Cold hands and feet are very common when the weather is cold. Also the natural temperature of our bodies can cause cold hands and feet but also there are some cases when real medical issues are causes for cold hands and feet. Small blood vessels in your hands, problems with blood circulation and number of other medical can lead to cold hands and feet. If you have occasional cold hands and feet, then you should not be worried about it. But if you have persistent cold hands and feet which are associated with changes in the skin color or they are continual, then you can have a problem with the blood circulation or with nerves . Also you may be experiencing tissue damage in your feet and hands. When your hands or feet, and in some cases other parts of your body especially your nose and ears, get too cold, they can be injured or react in different ways. The most severe cold injury is frostbite which is true tissue freezing – ice crystals are forming in your skin and other tissues of your body [2,3]. This condition is causing permanent damage to your blood vessels and other structures. Also there is another common condition which is forming ice crystals known as frostnip but in this condition ice crystals are forming in tissues but only in the very outer layer of your skin.  This condition is not causing permanent damage. Immersion injury results from the exposure of wet feet or wet hands to cold temperatures at or above freezing. This condition develops over hours to days and it damages muscles and nerves. This condition, like frostbite, can cause permanent damage. There are other conditions of cold hands or feet such as cold urticaria, cryoglobulin formation, Raynaud’s phenomenon and pernio.

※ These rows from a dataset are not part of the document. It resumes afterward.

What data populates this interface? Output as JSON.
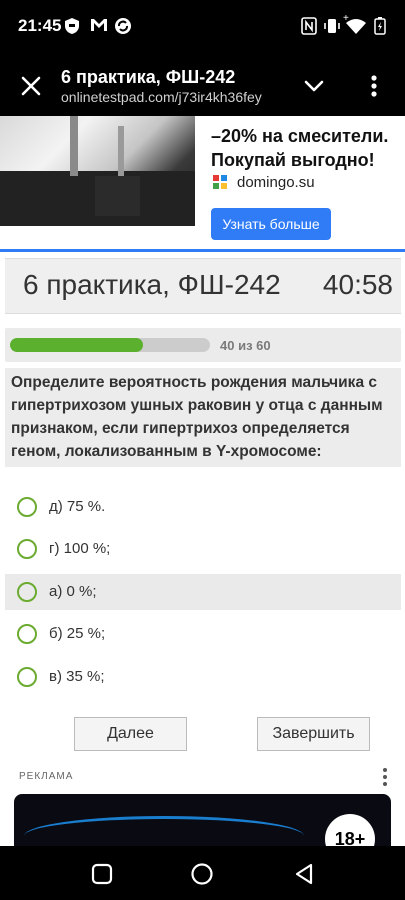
{
  "status_bar": {
    "time": "21:45",
    "left_icons": [
      "shield-icon",
      "gmail-icon",
      "sync-icon"
    ],
    "right_icons": [
      "nfc-icon",
      "vibrate-icon",
      "wifi-icon",
      "battery-icon"
    ],
    "wifi_badge": "+"
  },
  "browser": {
    "title": "6 практика, ФШ-242",
    "url": "onlinetestpad.com/j73ir4kh36fey"
  },
  "ad_top": {
    "headline_line1": "–20% на смесители.",
    "headline_line2": "Покупай выгодно!",
    "domain": "domingo.su",
    "cta": "Узнать больше",
    "accent_color": "#2f7cf6"
  },
  "test": {
    "title": "6 практика, ФШ-242",
    "timer": "40:58",
    "progress": {
      "label": "40 из 60",
      "fraction": 0.667,
      "color": "#5bb02e"
    },
    "question": "Определите вероятность рождения мальчика с гипертрихозом ушных раковин у отца с данным признаком, если гипертрихоз определяется геном, локализованным в Y-хромосоме:",
    "options": [
      {
        "label": "д) 75 %."
      },
      {
        "label": "г) 100 %;"
      },
      {
        "label": "а) 0 %;"
      },
      {
        "label": "б) 25 %;"
      },
      {
        "label": "в) 35 %;"
      }
    ],
    "buttons": {
      "next": "Далее",
      "finish": "Завершить"
    }
  },
  "ad_bottom": {
    "label": "РЕКЛАМА",
    "age_rating": "18+"
  }
}
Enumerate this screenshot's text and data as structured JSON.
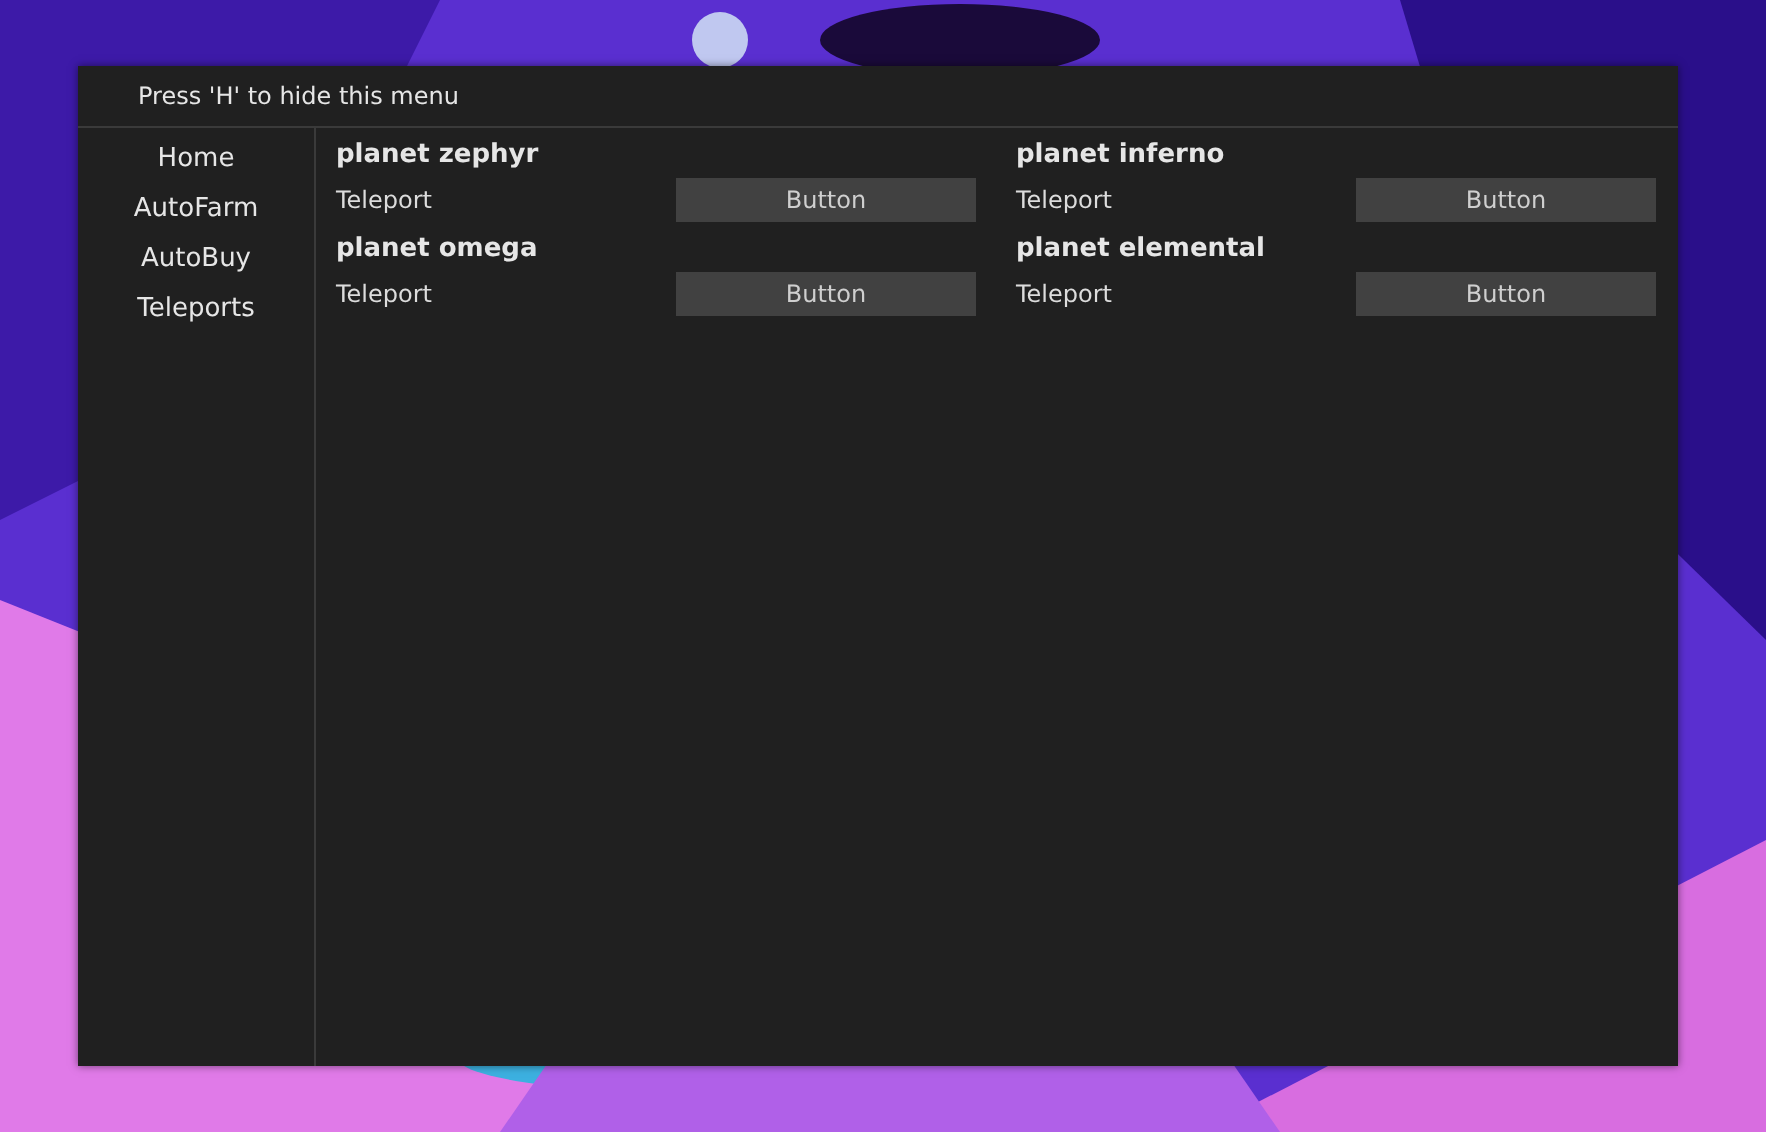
{
  "window": {
    "title": "Press 'H' to hide this menu"
  },
  "sidebar": {
    "items": [
      {
        "label": "Home"
      },
      {
        "label": "AutoFarm"
      },
      {
        "label": "AutoBuy"
      },
      {
        "label": "Teleports"
      }
    ]
  },
  "sections": [
    {
      "title": "planet zephyr",
      "label": "Teleport",
      "button": "Button"
    },
    {
      "title": "planet inferno",
      "label": "Teleport",
      "button": "Button"
    },
    {
      "title": "planet omega",
      "label": "Teleport",
      "button": "Button"
    },
    {
      "title": "planet elemental",
      "label": "Teleport",
      "button": "Button"
    }
  ]
}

Diseases that can trigger cold hands and feet
There are many different diseases which could lead to cold hands and feet. Here are the most common diseases that could lead to cold hands and feet:
- Frostbite and frostnip: [2,3]

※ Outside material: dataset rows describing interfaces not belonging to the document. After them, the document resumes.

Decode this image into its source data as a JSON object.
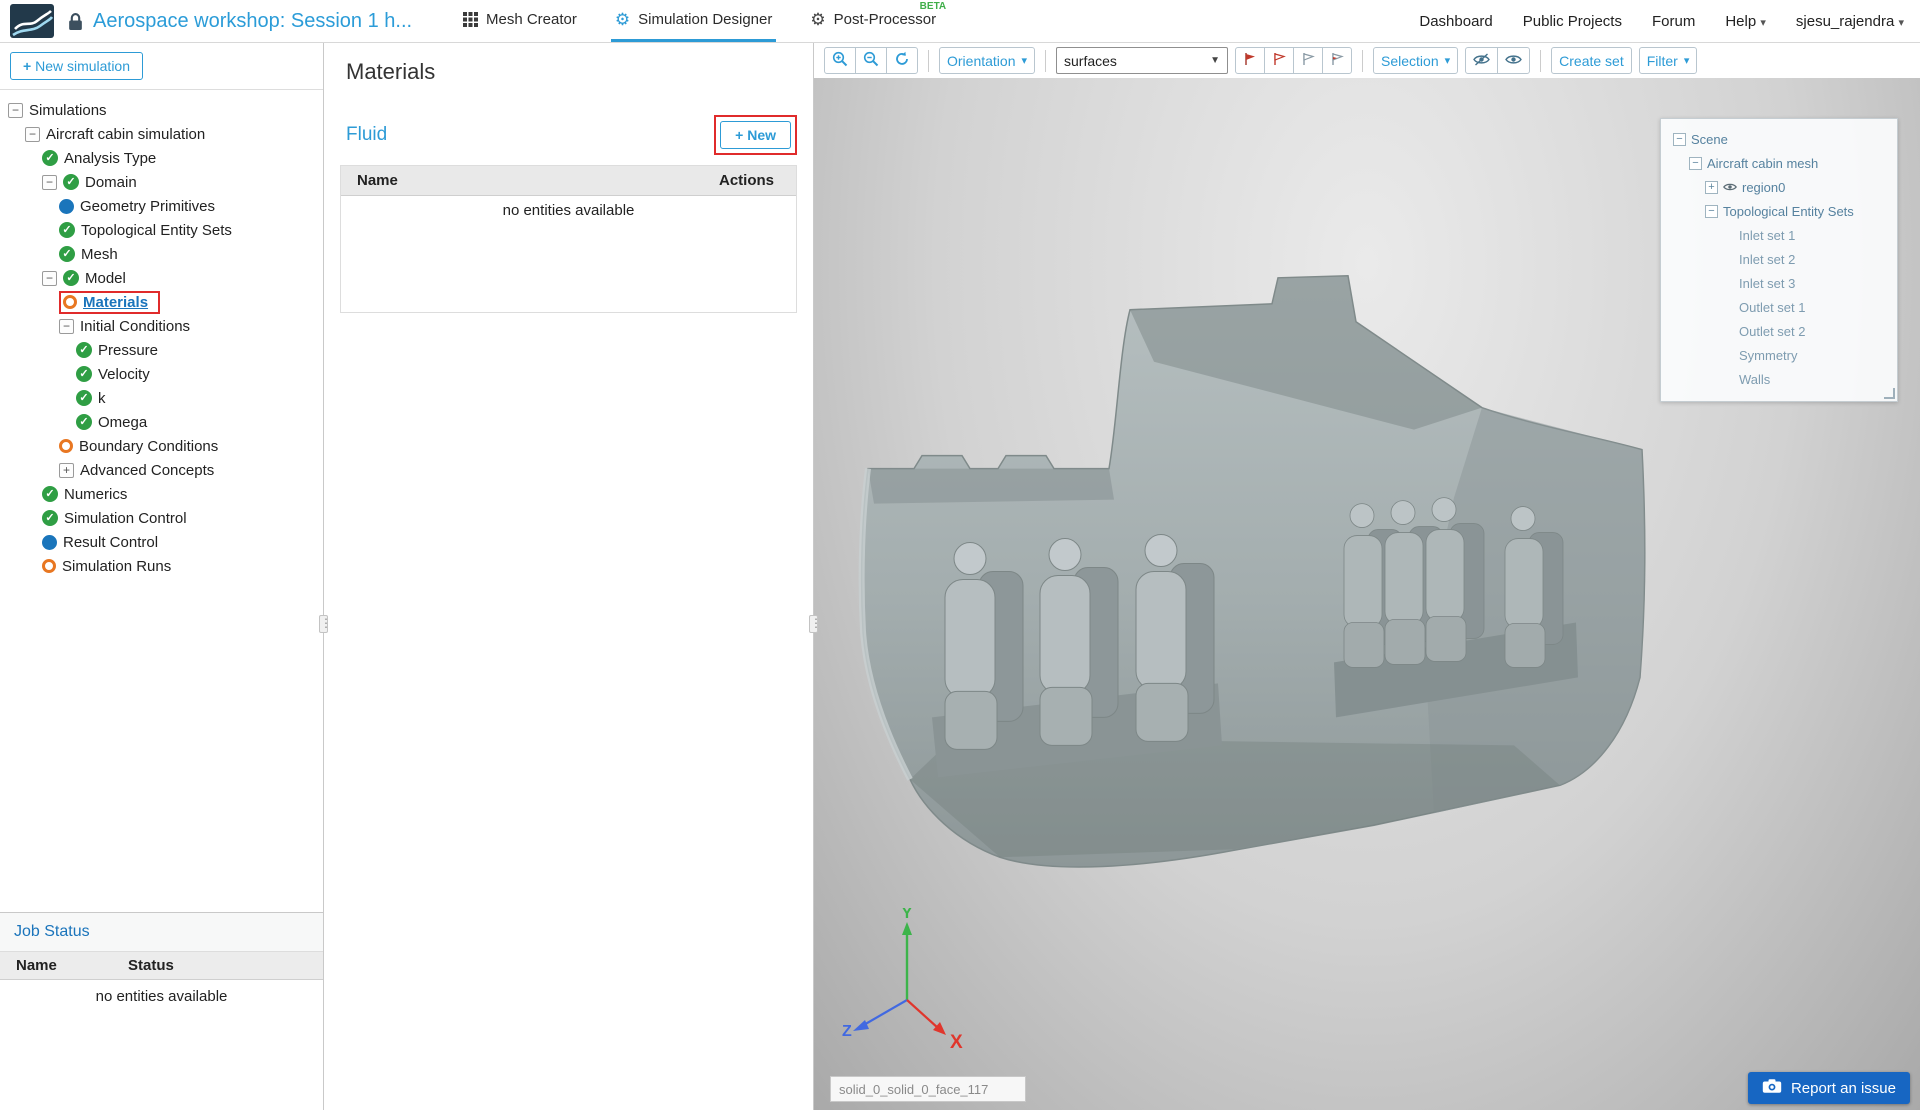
{
  "header": {
    "project_title": "Aerospace workshop: Session 1 h...",
    "tabs": [
      {
        "label": "Mesh Creator",
        "icon": "grid-icon",
        "active": false
      },
      {
        "label": "Simulation Designer",
        "icon": "gears-icon",
        "active": true
      },
      {
        "label": "Post-Processor",
        "icon": "gear-icon",
        "active": false,
        "badge": "BETA"
      }
    ],
    "nav": [
      {
        "label": "Dashboard",
        "dropdown": false
      },
      {
        "label": "Public Projects",
        "dropdown": false
      },
      {
        "label": "Forum",
        "dropdown": false
      },
      {
        "label": "Help",
        "dropdown": true
      },
      {
        "label": "sjesu_rajendra",
        "dropdown": true
      }
    ]
  },
  "sidebar": {
    "new_simulation_label": "New simulation",
    "tree": [
      {
        "label": "Simulations",
        "depth": 0,
        "expander": "minus",
        "icon": "none",
        "selected": false
      },
      {
        "label": "Aircraft cabin simulation",
        "depth": 1,
        "expander": "minus",
        "icon": "none",
        "selected": false
      },
      {
        "label": "Analysis Type",
        "depth": 2,
        "expander": "none",
        "icon": "check",
        "selected": false
      },
      {
        "label": "Domain",
        "depth": 2,
        "expander": "minus",
        "icon": "check",
        "selected": false
      },
      {
        "label": "Geometry Primitives",
        "depth": 3,
        "expander": "none",
        "icon": "dot",
        "selected": false
      },
      {
        "label": "Topological Entity Sets",
        "depth": 3,
        "expander": "none",
        "icon": "check",
        "selected": false
      },
      {
        "label": "Mesh",
        "depth": 3,
        "expander": "none",
        "icon": "check",
        "selected": false
      },
      {
        "label": "Model",
        "depth": 2,
        "expander": "minus",
        "icon": "check",
        "selected": false
      },
      {
        "label": "Materials",
        "depth": 3,
        "expander": "none",
        "icon": "ring",
        "selected": true
      },
      {
        "label": "Initial Conditions",
        "depth": 3,
        "expander": "minus",
        "icon": "none",
        "selected": false
      },
      {
        "label": "Pressure",
        "depth": 4,
        "expander": "none",
        "icon": "check",
        "selected": false
      },
      {
        "label": "Velocity",
        "depth": 4,
        "expander": "none",
        "icon": "check",
        "selected": false
      },
      {
        "label": "k",
        "depth": 4,
        "expander": "none",
        "icon": "check",
        "selected": false
      },
      {
        "label": "Omega",
        "depth": 4,
        "expander": "none",
        "icon": "check",
        "selected": false
      },
      {
        "label": "Boundary Conditions",
        "depth": 3,
        "expander": "none",
        "icon": "ring",
        "selected": false
      },
      {
        "label": "Advanced Concepts",
        "depth": 3,
        "expander": "plus",
        "icon": "none",
        "selected": false
      },
      {
        "label": "Numerics",
        "depth": 2,
        "expander": "none",
        "icon": "check",
        "selected": false
      },
      {
        "label": "Simulation Control",
        "depth": 2,
        "expander": "none",
        "icon": "check",
        "selected": false
      },
      {
        "label": "Result Control",
        "depth": 2,
        "expander": "none",
        "icon": "dot",
        "selected": false
      },
      {
        "label": "Simulation Runs",
        "depth": 2,
        "expander": "none",
        "icon": "ring",
        "selected": false
      }
    ],
    "job_status": {
      "title": "Job Status",
      "columns": [
        "Name",
        "Status"
      ],
      "empty_text": "no entities available"
    }
  },
  "materials_panel": {
    "title": "Materials",
    "section_title": "Fluid",
    "new_button_label": "New",
    "table": {
      "columns": [
        "Name",
        "Actions"
      ],
      "empty_text": "no entities available"
    }
  },
  "viewport": {
    "toolbar": {
      "orientation_label": "Orientation",
      "render_mode_value": "surfaces",
      "selection_label": "Selection",
      "create_set_label": "Create set",
      "filter_label": "Filter",
      "icons": [
        "zoom-in-icon",
        "zoom-fit-icon",
        "refresh-icon",
        "flag-filled-icon",
        "flag-red-outline-icon",
        "flag-gray-outline-icon",
        "flag-gray-red-icon",
        "eye-off-icon",
        "eye-icon"
      ]
    },
    "scene_tree": [
      {
        "label": "Scene",
        "depth": 0,
        "expander": "minus",
        "eye": false
      },
      {
        "label": "Aircraft cabin mesh",
        "depth": 1,
        "expander": "minus",
        "eye": false
      },
      {
        "label": "region0",
        "depth": 2,
        "expander": "plus",
        "eye": true
      },
      {
        "label": "Topological Entity Sets",
        "depth": 2,
        "expander": "minus",
        "eye": false
      },
      {
        "label": "Inlet set 1",
        "depth": 3,
        "expander": "none",
        "eye": false
      },
      {
        "label": "Inlet set 2",
        "depth": 3,
        "expander": "none",
        "eye": false
      },
      {
        "label": "Inlet set 3",
        "depth": 3,
        "expander": "none",
        "eye": false
      },
      {
        "label": "Outlet set 1",
        "depth": 3,
        "expander": "none",
        "eye": false
      },
      {
        "label": "Outlet set 2",
        "depth": 3,
        "expander": "none",
        "eye": false
      },
      {
        "label": "Symmetry",
        "depth": 3,
        "expander": "none",
        "eye": false
      },
      {
        "label": "Walls",
        "depth": 3,
        "expander": "none",
        "eye": false
      }
    ],
    "axis_labels": {
      "x": "X",
      "y": "Y",
      "z": "Z"
    },
    "face_field_value": "solid_0_solid_0_face_117",
    "report_issue_label": "Report an issue"
  },
  "colors": {
    "accent_blue": "#2d9bd6",
    "link_blue": "#1a74bb",
    "check_green": "#2f9e44",
    "warn_orange": "#e87722",
    "annotation_red": "#e02b2b",
    "report_button_blue": "#1766c2",
    "axis_x_red": "#e0362c",
    "axis_y_green": "#3cb44a",
    "axis_z_blue": "#4169e1"
  }
}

- Frostnipped parts are white but not hard and are generally very small areas
- Frostbitten body parts are white and hard or waxy. They may be white – yellow or white – purple.

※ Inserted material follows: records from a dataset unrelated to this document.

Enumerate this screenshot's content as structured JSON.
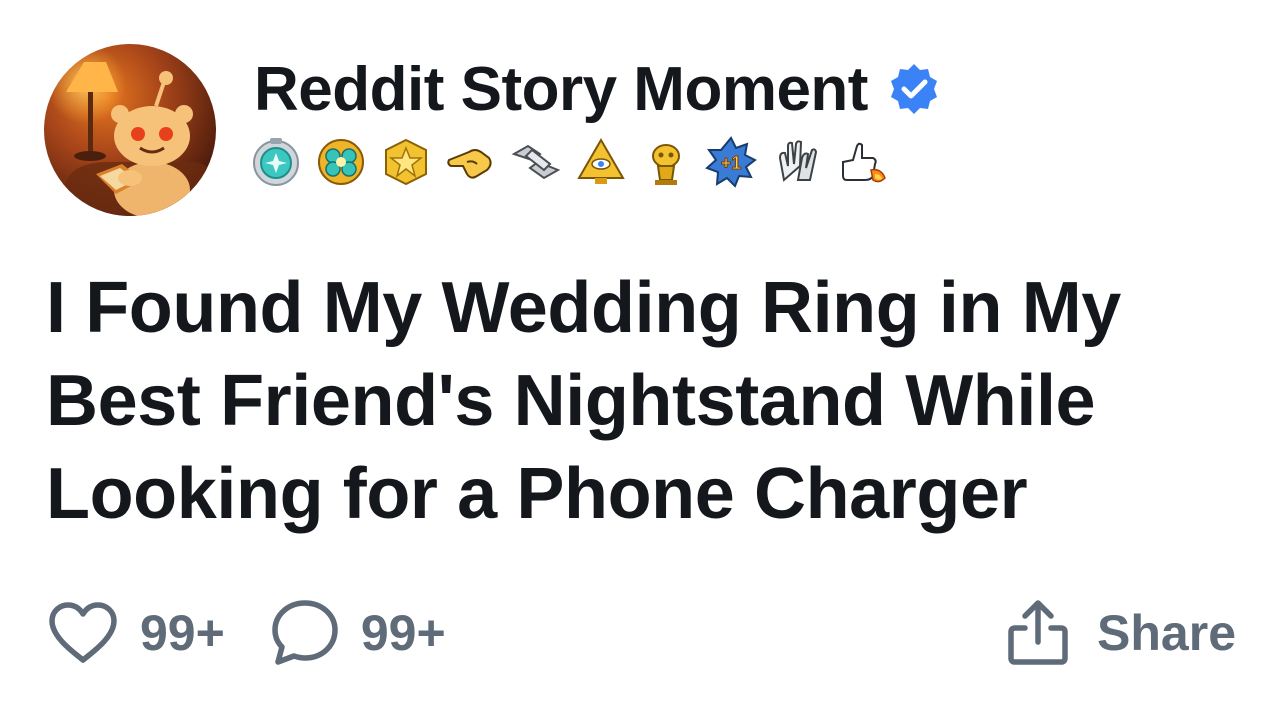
{
  "header": {
    "author_name": "Reddit Story Moment",
    "verified_icon": "verified-badge-icon",
    "avatar_icon": "snoo-reading-avatar",
    "awards": [
      "silver-medal-award-icon",
      "gold-cluster-award-icon",
      "gold-star-award-icon",
      "pointing-hand-award-icon",
      "handshake-award-icon",
      "pyramid-eye-award-icon",
      "trophy-snoo-award-icon",
      "plus-one-award-icon",
      "clapping-hands-award-icon",
      "rocket-thumbs-up-award-icon"
    ]
  },
  "post": {
    "title": "I Found My Wedding Ring in My Best Friend's Nightstand While Looking for a Phone Charger"
  },
  "actions": {
    "like_count": "99+",
    "comment_count": "99+",
    "share_label": "Share"
  },
  "colors": {
    "text": "#14171c",
    "muted": "#5f6b78",
    "verified": "#3b82f6",
    "avatar_bg": "#7a3412"
  }
}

- Frozen parts have no feeling.
- During the freezing process, frozen parts may feel like a block of wood or they may tingle.
- Once frostbitten areas thaw, they may be tingle or painless.
- It is very recommended method to be rapidly rewarmed in warm water, they may be painful.
- Over the next few days, the part is swollen and painful
- Blisters can also appear and severely affected areas turn black
- Cold urticaria: This refers to raised red bumps or hives which are produces in response to cold exposure. 
- Anemia: This condition often causes extreme pale skin weakness, fatigue and cold hands and feet. The iron deficiency anemia often goes undiagnosed until the person experience Raynaud’s disease. If you have noticed that your hands and feet stay cold despite warming measures, then you should check your iron levels. 
- Pernio is a rash on the ears, hands, toes, feet or lower leg that may be blue or red and may form lumps or scaly areas
- There are rare cases when the affected parts may blister, bleed or have skin breakdown
- Often pernio causes burning and itching
- Cryoglobulins: This condition causes a wide array of symptoms, depending on the whether or not internal organs are involved in which is included deep – blue fingertips.
- Diabetes: This disease can cause different types of problems in which are included cold hands and feet due to circulatory problems, thyroid problems and high blood pressure. 
- Immersion injury :
- Areas which are affected by this condition are first red and then they turn pale and swollen
- Painful tingling or numbness may occur
- After the first few days, the part becomes swollen, tingling and very red, and may have skin breakdown, blisters or even liquefy
- Raynaud’s phenomenon: This condition refers to constriction of the blood vessels of the feet or hands in response to cold exposure. This condition causes white, then blue, then red – colored fingertips and toes and often this condition is painful. 
 Bae KH, Jeong YS, Go HY, et al. The definition and diagnosis of cold hypersensitivity in the hands and feet: Finding from the experts survey. Integrative Medicine Research. 2018;7(1):61-7.
 Cheung SS. Responses of the hands and feet to cold exposure. Temperature (Austin). 2015;2(1):105–20.
 Heil K, Thomas R, Robertson G, et al. Freezing and non-freezing cold weather injuries: a systematic review. British Medical Bulletin. 2016;117(1):79-93.
 Stepaniuk P, Vostretsova K, Kanina A. Review of cold-induced urticaria characteristics, diagnosis and management in a Western Canadian allergy practice. Allergy, Asthma & Clinical Immunology. 2018;14.
 Bae KH, Go HY, Park KH, et al. The association between cold hypersensitivity in the hands and feet and chronic disease: results of a multicentre study. BMC Complementary Medicine and Therapies. 2018;18:40.
 Temprano KK. A review of Raynaud’s disease. Mossouri Medicine. 2016;113(2):123–6.